“I will never forget the hours when he painted golden afternoons in Holland and gray melancholy days in Paris. One must understand the intimate union that exists between a painter and a poet. There is much poetry and much of poetry in painting. One is but to be reminded that in the Renaissance nearly all painters were poets—those who did not write verses painted poems. Ramos Martínez is one of those who paints poems; he does not copy, he interprets; he understands how to express the sorrow of the fishermen and the melancholy of the villages”, Dario later recalled.
When Ramos Martínez finally returned to Mexico, the country was in political, social and cultural turmoil. During two stints as the Director of the Academy, the artist tried to modernize and unify the Mexican art scene, mostly through his Open Air Schools – an initiative to get artists to paint en plein air, following the French example. He was thus hailed as the Father of Mexican Modernism, although his approach was still rather conservative for what was yet to follow.

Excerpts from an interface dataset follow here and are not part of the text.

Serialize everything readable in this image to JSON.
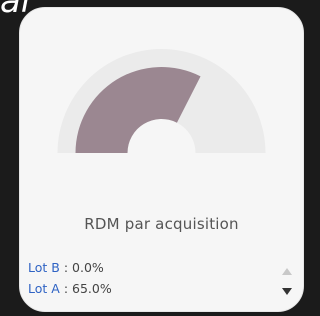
{
  "header_fragment": "al",
  "colors": {
    "background": "#1b1b1b",
    "card": "#f6f6f6",
    "gauge_track": "#ebebeb",
    "gauge_fill": "#9b8791",
    "legend_name": "#2f63c4"
  },
  "chart_data": {
    "type": "pie",
    "title": "RDM par acquisition",
    "series": [
      {
        "name": "Lot B",
        "value": 0.0,
        "label": "0.0%"
      },
      {
        "name": "Lot A",
        "value": 65.0,
        "label": "65.0%"
      }
    ],
    "legend": {
      "placement": "bottom-left",
      "items": [
        {
          "name": "Lot B",
          "separator": ":",
          "value": "0.0%"
        },
        {
          "name": "Lot A",
          "separator": ":",
          "value": "65.0%"
        }
      ]
    }
  },
  "icons": {
    "scroll_up": "caret-up-icon",
    "scroll_down": "caret-down-icon"
  }
}
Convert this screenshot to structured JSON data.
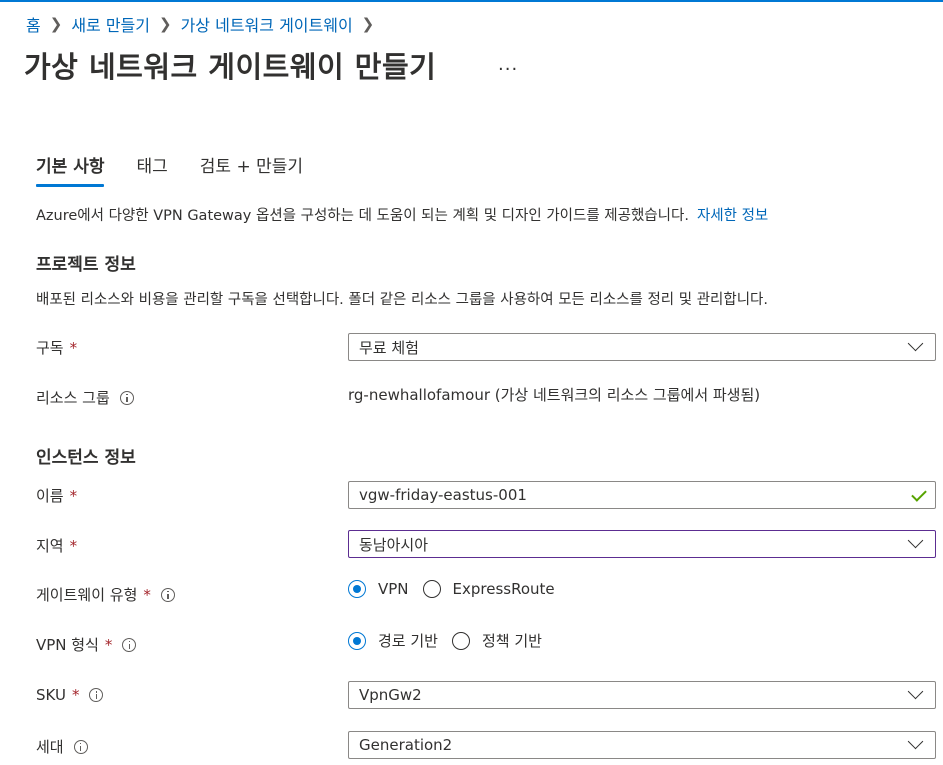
{
  "breadcrumb": [
    "홈",
    "새로 만들기",
    "가상 네트워크 게이트웨이"
  ],
  "page_title": "가상 네트워크 게이트웨이 만들기",
  "more_label": "...",
  "tabs": [
    {
      "label": "기본 사항",
      "active": true
    },
    {
      "label": "태그",
      "active": false
    },
    {
      "label": "검토 + 만들기",
      "active": false
    }
  ],
  "intro": {
    "text": "Azure에서 다양한 VPN Gateway 옵션을 구성하는 데 도움이 되는 계획 및 디자인 가이드를 제공했습니다.",
    "link": "자세한 정보"
  },
  "project": {
    "title": "프로젝트 정보",
    "desc": "배포된 리소스와 비용을 관리할 구독을 선택합니다. 폴더 같은 리소스 그룹을 사용하여 모든 리소스를 정리 및 관리합니다.",
    "subscription": {
      "label": "구독",
      "required": "*",
      "value": "무료 체험"
    },
    "resource_group": {
      "label": "리소스 그룹",
      "value": "rg-newhallofamour (가상 네트워크의 리소스 그룹에서 파생됨)"
    }
  },
  "instance": {
    "title": "인스턴스 정보",
    "name": {
      "label": "이름",
      "required": "*",
      "value": "vgw-friday-eastus-001"
    },
    "region": {
      "label": "지역",
      "required": "*",
      "value": "동남아시아"
    },
    "gateway_type": {
      "label": "게이트웨이 유형",
      "required": "*",
      "options": [
        "VPN",
        "ExpressRoute"
      ],
      "selected": "VPN"
    },
    "vpn_type": {
      "label": "VPN 형식",
      "required": "*",
      "options": [
        "경로 기반",
        "정책 기반"
      ],
      "selected": "경로 기반"
    },
    "sku": {
      "label": "SKU",
      "required": "*",
      "value": "VpnGw2"
    },
    "generation": {
      "label": "세대",
      "value": "Generation2"
    }
  },
  "colors": {
    "accent": "#0078d4",
    "link": "#0067b8",
    "required": "#a4262c",
    "valid": "#57a300",
    "focus_border": "#5c2d91"
  }
}
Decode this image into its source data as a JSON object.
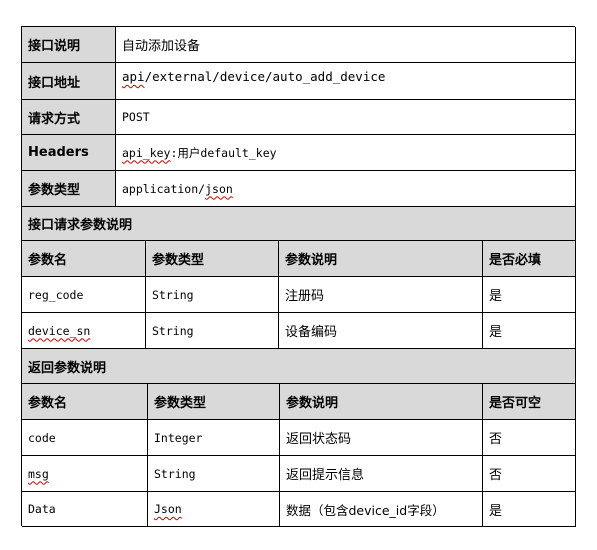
{
  "header_rows": [
    {
      "key": "接口说明",
      "value": "自动添加设备"
    },
    {
      "key": "接口地址",
      "value_prefix": "api",
      "value_rest": "/external/device/auto_add_device"
    },
    {
      "key": "请求方式",
      "value": "POST"
    },
    {
      "key": "Headers",
      "value_prefix": "api_key",
      "value_rest": ":用户default_key"
    },
    {
      "key": "参数类型",
      "value_prefix": "application/",
      "value_rest": "json"
    }
  ],
  "request_section": {
    "title": "接口请求参数说明",
    "columns": [
      "参数名",
      "参数类型",
      "参数说明",
      "是否必填"
    ],
    "rows": [
      [
        "reg_code",
        "String",
        "注册码",
        "是"
      ],
      [
        "device_sn",
        "String",
        "设备编码",
        "是"
      ]
    ]
  },
  "response_section": {
    "title": "返回参数说明",
    "columns": [
      "参数名",
      "参数类型",
      "参数说明",
      "是否可空"
    ],
    "rows": [
      [
        "code",
        "Integer",
        "返回状态码",
        "否"
      ],
      [
        "msg",
        "String",
        "返回提示信息",
        "否"
      ],
      [
        "Data",
        "Json",
        "数据（包含device_id字段）",
        "是"
      ]
    ]
  }
}
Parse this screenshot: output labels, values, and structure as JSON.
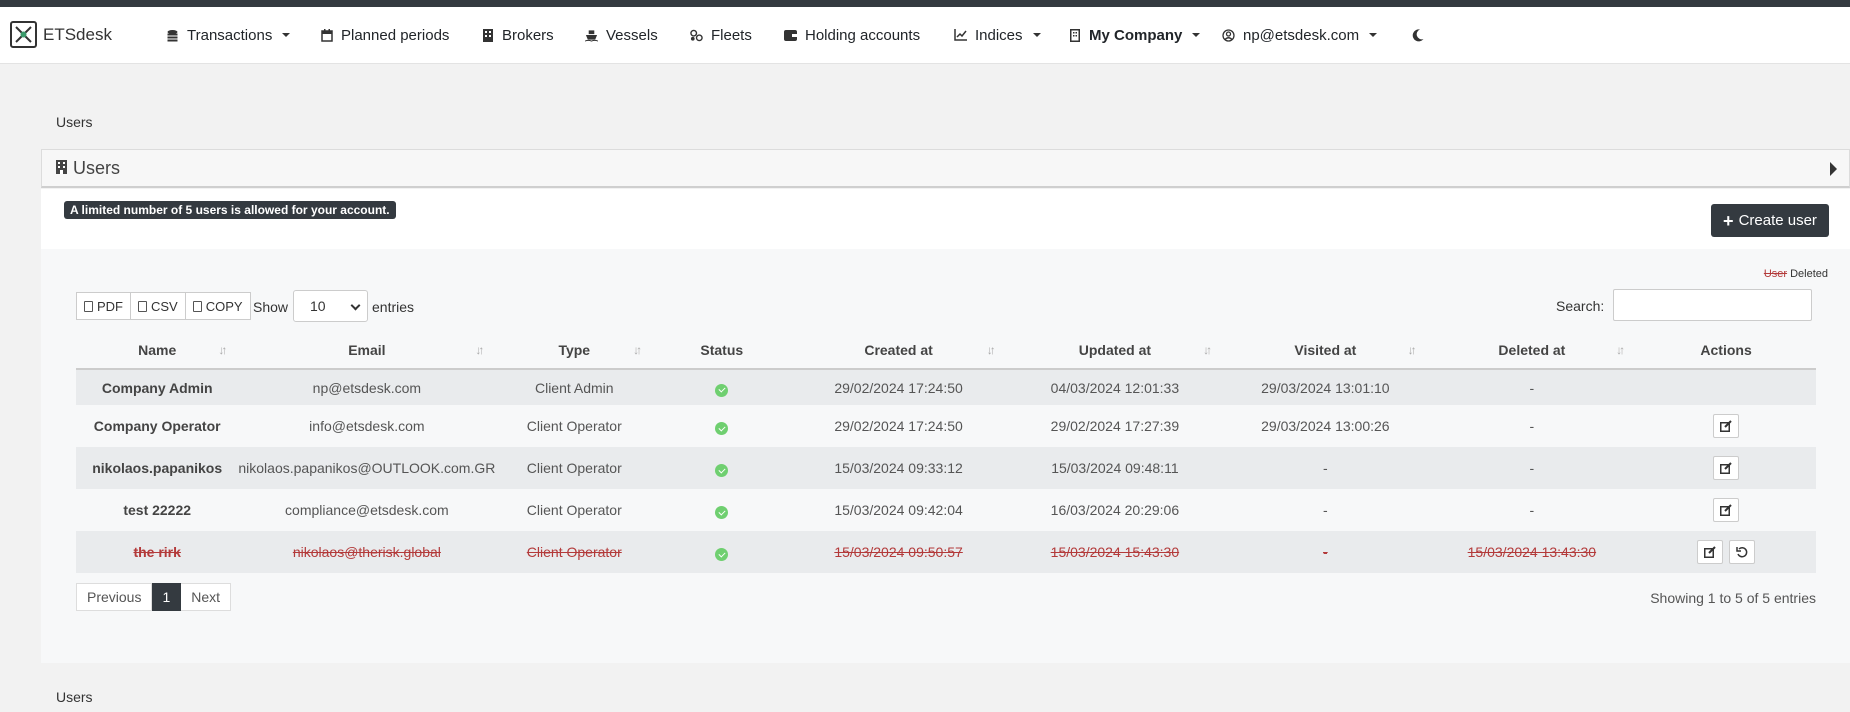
{
  "brand": {
    "name": "ETSdesk"
  },
  "nav": {
    "items": [
      {
        "label": "Transactions",
        "icon": "coins-icon",
        "dropdown": true
      },
      {
        "label": "Planned periods",
        "icon": "calendar-icon",
        "dropdown": false
      },
      {
        "label": "Brokers",
        "icon": "building-icon",
        "dropdown": false
      },
      {
        "label": "Vessels",
        "icon": "ship-icon",
        "dropdown": false
      },
      {
        "label": "Fleets",
        "icon": "fleet-icon",
        "dropdown": false
      },
      {
        "label": "Holding accounts",
        "icon": "wallet-icon",
        "dropdown": false
      },
      {
        "label": "Indices",
        "icon": "chart-line-icon",
        "dropdown": true
      },
      {
        "label": "My Company",
        "icon": "company-icon",
        "dropdown": true
      },
      {
        "label": "np@etsdesk.com",
        "icon": "user-circle-icon",
        "dropdown": true
      }
    ],
    "theme_toggle_icon": "moon-icon"
  },
  "breadcrumb": {
    "label": "Users"
  },
  "card": {
    "title": "Users",
    "limit_notice": "A limited number of 5 users is allowed for your account.",
    "create_label": "Create user",
    "legend_user": "User",
    "legend_deleted": "Deleted"
  },
  "toolbar": {
    "pdf": "PDF",
    "csv": "CSV",
    "copy": "COPY",
    "show": "Show",
    "entries_value": "10",
    "entries": "entries",
    "search_label": "Search:"
  },
  "table": {
    "headers": [
      "Name",
      "Email",
      "Type",
      "Status",
      "Created at",
      "Updated at",
      "Visited at",
      "Deleted at",
      "Actions"
    ],
    "rows": [
      {
        "name": "Company Admin",
        "email": "np@etsdesk.com",
        "type": "Client Admin",
        "created": "29/02/2024 17:24:50",
        "updated": "04/03/2024 12:01:33",
        "visited": "29/03/2024 13:01:10",
        "deleted": "-"
      },
      {
        "name": "Company Operator",
        "email": "info@etsdesk.com",
        "type": "Client Operator",
        "created": "29/02/2024 17:24:50",
        "updated": "29/02/2024 17:27:39",
        "visited": "29/03/2024 13:00:26",
        "deleted": "-"
      },
      {
        "name": "nikolaos.papanikos",
        "email": "nikolaos.papanikos@OUTLOOK.com.GR",
        "type": "Client Operator",
        "created": "15/03/2024 09:33:12",
        "updated": "15/03/2024 09:48:11",
        "visited": "-",
        "deleted": "-"
      },
      {
        "name": "test 22222",
        "email": "compliance@etsdesk.com",
        "type": "Client Operator",
        "created": "15/03/2024 09:42:04",
        "updated": "16/03/2024 20:29:06",
        "visited": "-",
        "deleted": "-"
      },
      {
        "name": "the rirk",
        "email": "nikolaos@therisk.global",
        "type": "Client Operator",
        "created": "15/03/2024 09:50:57",
        "updated": "15/03/2024 15:43:30",
        "visited": "-",
        "deleted": "15/03/2024 13:43:30"
      }
    ]
  },
  "pagination": {
    "previous": "Previous",
    "current": "1",
    "next": "Next",
    "info": "Showing 1 to 5 of 5 entries"
  },
  "footer_breadcrumb": "Users",
  "colors": {
    "dark": "#343a40",
    "status_active": "#6fcf70",
    "deleted": "#b33a3a"
  }
}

In the 1920s, due to his apolitical stance, Ramos Martínez found himself on the periphery of a new art movement – Mexican muralism – that was sweeping over his country. Dominated by los tres grandes – Diego Rivera, José Clemente Orozco and David Alfaro Sisquieros – the movement used vibrant colors and elaborate narratives to praise the Indigenous roots of Mexico, as well as its workers, peasants and intellectuals, all while railing against the bourgeoisie.
It wasn’t until he moved to southern California, seeking treatment for his one-year-old daughter following her diagnosis with a debilitating bone disease, that Ramos Martínez’s art finally matured. He started depicting Indigenous women in static poses, often as flower vendors, beautiful and stern, with braided hair and an inherent sense of timelessness, whether suggested by the architectural backgrounds or the beauty of the landscapes.
Juanita Amongst the Flowers (Juanita Entre Las Flores) is one such example, a close-up, semi-profile of a young, beautiful, Indigenous woman, surrounded by lush flowers and with blue mountains as a backdrop. There is harmony in the way the yellow, orange and ochre hues complement the icy blue of the landscape, as well as in the ceremonial way in which the woman is holding the pink flowers in her hands, like an offering to the gods. Beauty, peacefulness and heritage blend intimately to evoke nostalgia for an ancient paradise.